On August 26 all the stars aligned, and I began using the Dexcom G6 and I also began using the Basal-IQ update on my t:slim x2 insulin pump.
The biggest features of the Dexcom G6 vs the G5 are:
- no need to calibrate vs having to calibrate every 12 hours
- 10 day wear vs 7 day wear
- the transmitter has a much smaller profile
Accuracy is great IF I start each new session by calibrating, and following up by calibrating every 4-12 hours during the first few days. If I don’t do that, the rest of the 10 days are not good. Inevitably every single G6 sensor I’ve used so far has been off by 50%+ at startup, which is why I initially calibrate even though Dexcom says you shouldn’t have to.
Additionally, I feel the adhesive is really lacking – I used to be able to wear my G4/G5 sensors for two weeks (and could have gone longer except for skin irritation issues) with no problems. With the G6 it’s falling off at day 10, so I don’t even want to try a restart (note Dexcom has enabled a hard shutoff of the sensors but there ARE ways to trick it and do a restart, if you want).
Ultimately, at the end of the day, I prefer the G5 due to being able to get longer sensor wear out of each sensor. I don’t feel like accuracy is that much different between the two systems.
However, I’m sticking with the G6 because it makes the Basal-IQ feature on my insulin pump work!
Basal-IQ has been amazing! While I’ve still had a few lows, they have been minor – my blood sugar hasn’t been below 60 in quite some time! And minor lows are easier to treat meaning no rebound highs. Overall, it’s been great for control. Check out the below graphs from my pump.
So amazing, right?! The red bars indicate where Basal-IQ determined it needed to shut off my basal rate in order to help me avoid a potential low, using the G6 to predict ahead by 30 minutes.
This has been a game-changer in my diabetes.
The other big game changer for me recently? The Keto Diet***.
If you are not familiar with the Keto Diet, it’s a way of eating that promotes eating high fat/low carb/moderate protein. This places the body in a state of ketosis, promoting flatter blood sugar profiles and weight loss. This doesn’t mean I’m going all out and eating bacon and butter at every meal – I am trying to consume healthier fats most of the time, like those found in avocado, olives, salmon, and coconut. While I’ve only been doing it about a week and a half, I’ve definitely seen the affect on my blood sugars. My average blood sugar went from about 135 down to a current average of 113. My blood sugars are between 70 and 150, 92% of the time and that percentage goes up a bit every day! I haven’t lost weight yet, but that’s ok.
***Note that the keto diet is so named because in a state of ketosis you produce ketones. Ketones can be dangerous in people with diabetes, without proper insulin intake or when they occur in conjunction with elevated blood sugar levels. I am NOT recommending anyone try this without consulting a medical professional first!

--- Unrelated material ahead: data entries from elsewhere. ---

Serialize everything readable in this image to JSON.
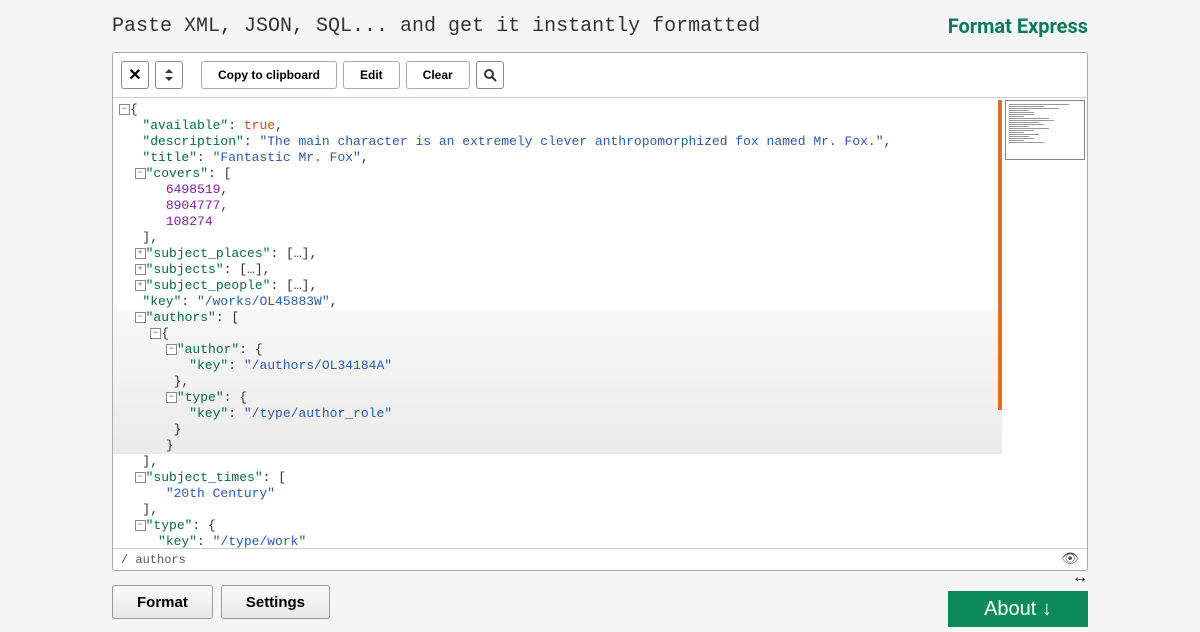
{
  "header": {
    "tagline": "Paste XML, JSON, SQL... and get it instantly formatted",
    "brand": "Format Express"
  },
  "toolbar": {
    "copy": "Copy to clipboard",
    "edit": "Edit",
    "clear": "Clear"
  },
  "code": {
    "l1": "{",
    "k_available": "\"available\"",
    "v_available": "true",
    "k_description": "\"description\"",
    "v_description": "\"The main character is an extremely clever anthropomorphized fox named Mr. Fox.\"",
    "k_title": "\"title\"",
    "v_title": "\"Fantastic Mr. Fox\"",
    "k_covers": "\"covers\"",
    "cover1": "6498519",
    "cover2": "8904777",
    "cover3": "108274",
    "k_subject_places": "\"subject_places\"",
    "k_subjects": "\"subjects\"",
    "k_subject_people": "\"subject_people\"",
    "ellipsis_array": "[…]",
    "k_key": "\"key\"",
    "v_key": "\"/works/OL45883W\"",
    "k_authors": "\"authors\"",
    "k_author": "\"author\"",
    "v_author_key": "\"/authors/OL34184A\"",
    "k_type": "\"type\"",
    "v_type_key": "\"/type/author_role\"",
    "k_subject_times": "\"subject_times\"",
    "v_century": "\"20th Century\"",
    "v_type_work": "\"/type/work\""
  },
  "breadcrumb": "/ authors",
  "footer": {
    "format": "Format",
    "settings": "Settings",
    "about": "About ↓"
  }
}
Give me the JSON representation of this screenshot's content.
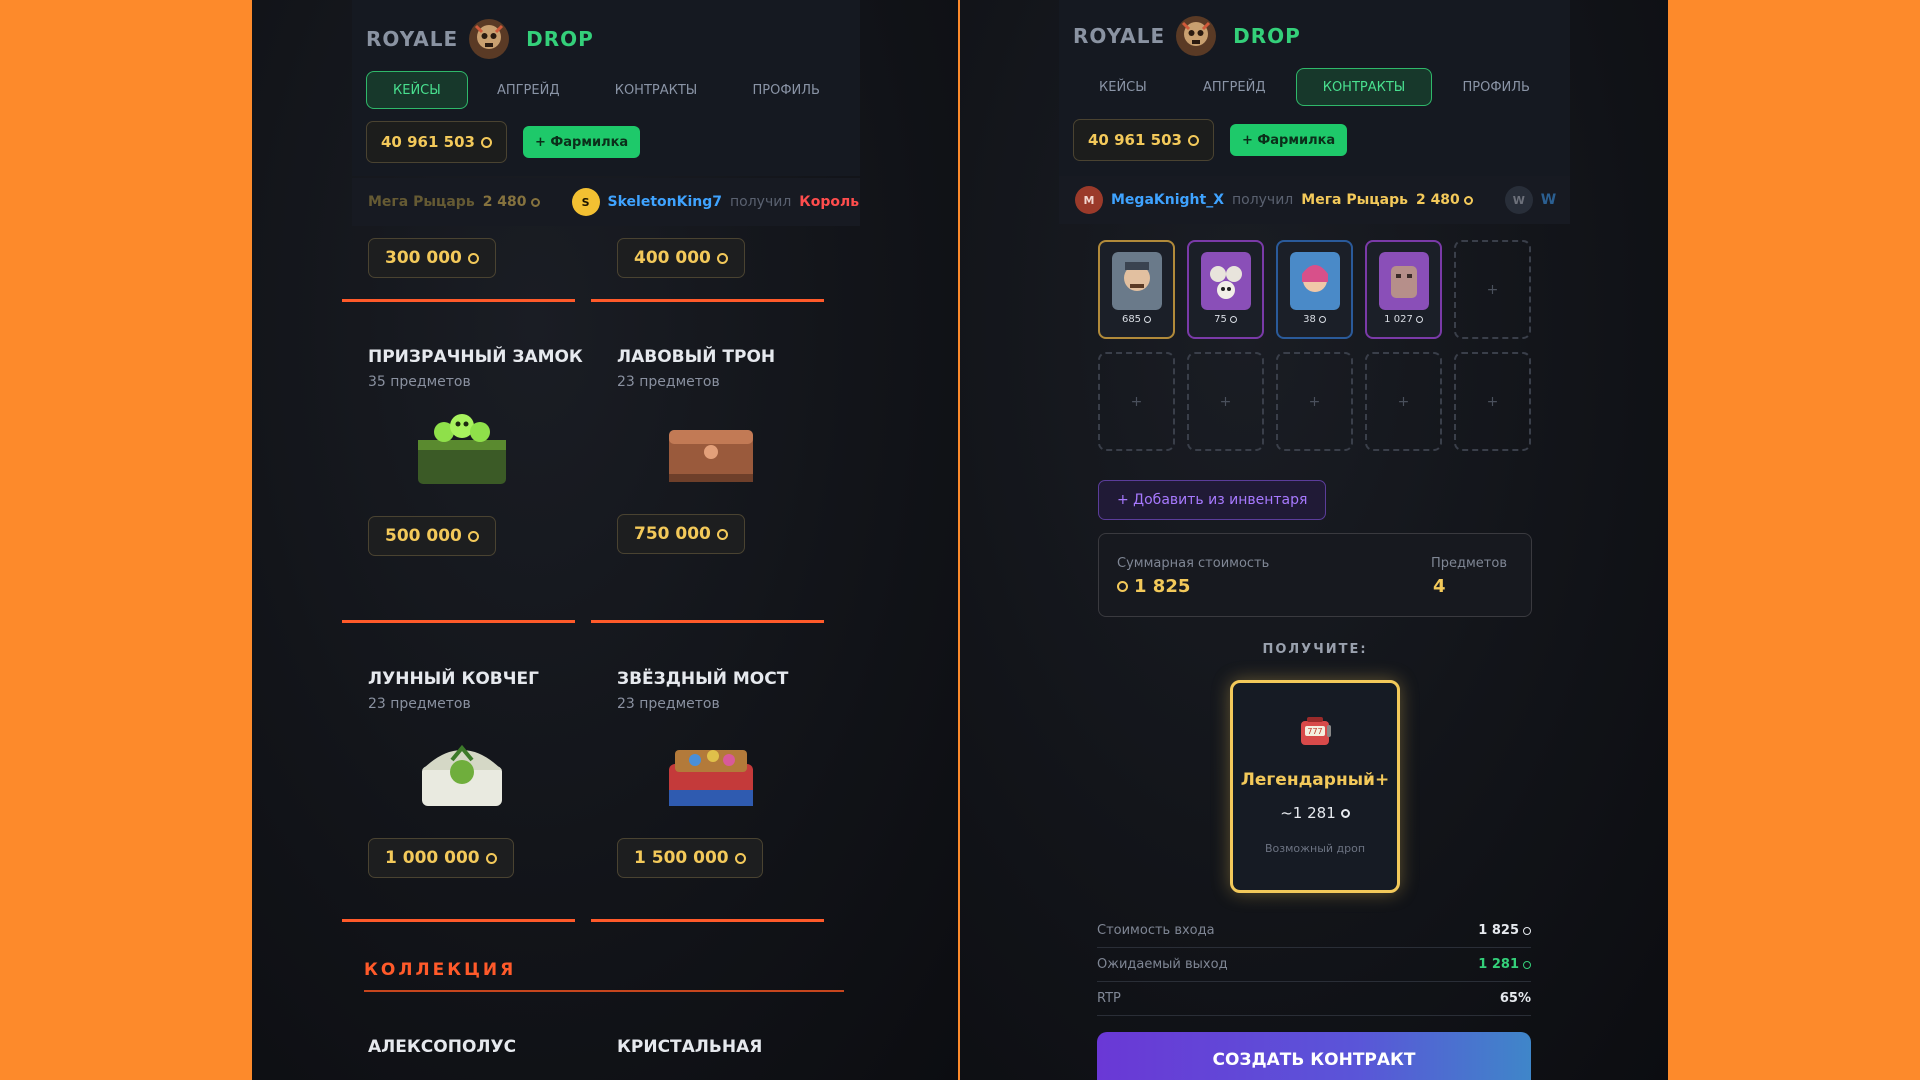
{
  "brand": {
    "left": "ROYALE",
    "right": "DROP"
  },
  "left": {
    "tabs": [
      {
        "label": "КЕЙСЫ",
        "active": true
      },
      {
        "label": "АПГРЕЙД",
        "active": false
      },
      {
        "label": "КОНТРАКТЫ",
        "active": false
      },
      {
        "label": "ПРОФИЛЬ",
        "active": false
      }
    ],
    "balance": "40 961 503",
    "farm_label": "+ Фармилка",
    "ticker": {
      "prize_name": "Мега Рыцарь",
      "prize_price": "2 480",
      "user_initial": "S",
      "user": "SkeletonKing7",
      "verb": "получил",
      "user_prize": "Король Ске"
    },
    "top_prices": [
      "300 000",
      "400 000"
    ],
    "cases": [
      {
        "title": "ПРИЗРАЧНЫЙ ЗАМОК",
        "count": "35 предметов",
        "price": "500 000"
      },
      {
        "title": "ЛАВОВЫЙ ТРОН",
        "count": "23 предметов",
        "price": "750 000"
      },
      {
        "title": "ЛУННЫЙ КОВЧЕГ",
        "count": "23 предметов",
        "price": "1 000 000"
      },
      {
        "title": "ЗВЁЗДНЫЙ МОСТ",
        "count": "23 предметов",
        "price": "1 500 000"
      }
    ],
    "section_title": "КОЛЛЕКЦИЯ",
    "collection": [
      "АЛЕКСОПОЛУС",
      "КРИСТАЛЬНАЯ"
    ]
  },
  "right": {
    "tabs": [
      {
        "label": "КЕЙСЫ",
        "active": false
      },
      {
        "label": "АПГРЕЙД",
        "active": false
      },
      {
        "label": "КОНТРАКТЫ",
        "active": true
      },
      {
        "label": "ПРОФИЛЬ",
        "active": false
      }
    ],
    "balance": "40 961 503",
    "farm_label": "+ Фармилка",
    "ticker": {
      "user_initial": "M",
      "user": "MegaKnight_X",
      "verb": "получил",
      "prize_name": "Мега Рыцарь",
      "prize_price": "2 480",
      "next_initial": "W",
      "next_user": "W"
    },
    "slot_values": [
      "685",
      "75",
      "38",
      "1 027"
    ],
    "empty_slot_glyph": "+",
    "add_inventory": "+ Добавить из инвентаря",
    "sum_label": "Суммарная стоимость",
    "sum_value": "1 825",
    "items_label": "Предметов",
    "items_value": "4",
    "receive_label": "ПОЛУЧИТЕ:",
    "reward": {
      "icon": "slot-machine-icon",
      "title": "Легендарный+",
      "value": "~1 281",
      "subtitle": "Возможный дроп"
    },
    "stats": [
      {
        "label": "Стоимость входа",
        "value": "1 825",
        "coin": true
      },
      {
        "label": "Ожидаемый выход",
        "value": "1 281",
        "coin": true,
        "accent": "#34d07a"
      },
      {
        "label": "RTP",
        "value": "65%"
      }
    ],
    "create_label": "СОЗДАТЬ КОНТРАКТ"
  }
}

Have any of my readers tried the Keto Diet and if so what affect did you see on your control of your diabetes? How long did you maintain this way of eating, and did you have to stop because of any serious concerns?